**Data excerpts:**

== == ==

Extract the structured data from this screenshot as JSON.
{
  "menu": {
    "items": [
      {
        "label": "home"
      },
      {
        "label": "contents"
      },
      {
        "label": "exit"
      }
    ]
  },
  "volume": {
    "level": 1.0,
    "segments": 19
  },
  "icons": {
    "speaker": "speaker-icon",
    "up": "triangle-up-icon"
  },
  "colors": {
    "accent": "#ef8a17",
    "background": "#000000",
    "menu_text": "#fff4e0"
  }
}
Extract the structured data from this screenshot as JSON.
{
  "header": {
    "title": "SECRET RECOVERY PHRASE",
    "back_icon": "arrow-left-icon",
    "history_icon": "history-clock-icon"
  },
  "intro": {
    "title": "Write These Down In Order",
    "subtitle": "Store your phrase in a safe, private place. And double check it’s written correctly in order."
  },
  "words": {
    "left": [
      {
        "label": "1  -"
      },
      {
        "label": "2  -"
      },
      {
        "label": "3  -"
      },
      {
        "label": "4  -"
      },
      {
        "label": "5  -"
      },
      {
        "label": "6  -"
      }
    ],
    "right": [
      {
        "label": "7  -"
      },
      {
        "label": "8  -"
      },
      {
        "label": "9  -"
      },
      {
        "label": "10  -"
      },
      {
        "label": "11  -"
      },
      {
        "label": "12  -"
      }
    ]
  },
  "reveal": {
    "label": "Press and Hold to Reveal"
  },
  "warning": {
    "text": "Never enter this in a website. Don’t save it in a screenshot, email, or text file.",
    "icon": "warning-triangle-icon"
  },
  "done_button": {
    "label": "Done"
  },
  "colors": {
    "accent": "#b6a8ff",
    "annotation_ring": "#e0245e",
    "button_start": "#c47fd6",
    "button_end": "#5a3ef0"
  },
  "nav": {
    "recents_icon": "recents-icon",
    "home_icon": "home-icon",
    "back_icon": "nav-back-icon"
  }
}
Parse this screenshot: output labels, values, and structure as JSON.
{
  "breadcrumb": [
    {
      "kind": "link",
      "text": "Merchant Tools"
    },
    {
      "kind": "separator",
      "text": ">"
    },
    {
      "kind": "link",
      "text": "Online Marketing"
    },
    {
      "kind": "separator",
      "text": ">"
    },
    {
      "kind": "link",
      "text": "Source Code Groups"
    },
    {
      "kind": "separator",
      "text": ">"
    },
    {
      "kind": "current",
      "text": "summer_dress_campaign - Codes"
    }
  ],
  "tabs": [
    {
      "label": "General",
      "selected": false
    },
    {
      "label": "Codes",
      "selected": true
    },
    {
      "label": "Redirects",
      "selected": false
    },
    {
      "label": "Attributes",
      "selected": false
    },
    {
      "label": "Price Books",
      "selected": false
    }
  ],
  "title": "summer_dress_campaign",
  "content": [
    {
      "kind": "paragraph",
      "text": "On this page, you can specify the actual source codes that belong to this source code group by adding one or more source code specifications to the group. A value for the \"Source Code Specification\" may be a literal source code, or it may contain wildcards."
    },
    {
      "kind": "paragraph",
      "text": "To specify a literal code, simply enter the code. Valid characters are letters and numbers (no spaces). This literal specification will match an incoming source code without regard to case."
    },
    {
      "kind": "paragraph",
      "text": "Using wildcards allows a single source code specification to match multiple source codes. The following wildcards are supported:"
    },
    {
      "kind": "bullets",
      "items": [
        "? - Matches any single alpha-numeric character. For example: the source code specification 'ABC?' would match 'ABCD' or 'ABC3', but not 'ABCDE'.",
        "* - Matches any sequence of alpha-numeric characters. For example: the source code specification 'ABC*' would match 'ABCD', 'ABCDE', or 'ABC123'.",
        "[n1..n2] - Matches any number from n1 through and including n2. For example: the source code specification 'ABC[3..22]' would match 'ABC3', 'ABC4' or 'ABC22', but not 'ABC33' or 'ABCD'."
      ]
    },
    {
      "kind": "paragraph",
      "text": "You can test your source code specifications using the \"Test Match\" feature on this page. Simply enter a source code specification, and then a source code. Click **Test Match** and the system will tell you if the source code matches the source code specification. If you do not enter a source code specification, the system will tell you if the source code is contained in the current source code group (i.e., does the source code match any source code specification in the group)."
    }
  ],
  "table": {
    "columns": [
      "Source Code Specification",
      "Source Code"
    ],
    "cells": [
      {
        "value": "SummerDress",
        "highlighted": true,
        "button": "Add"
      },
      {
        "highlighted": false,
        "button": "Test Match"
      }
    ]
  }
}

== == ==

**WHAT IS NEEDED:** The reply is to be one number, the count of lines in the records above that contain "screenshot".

**ANSWER TO THIS EXERCISE:** 4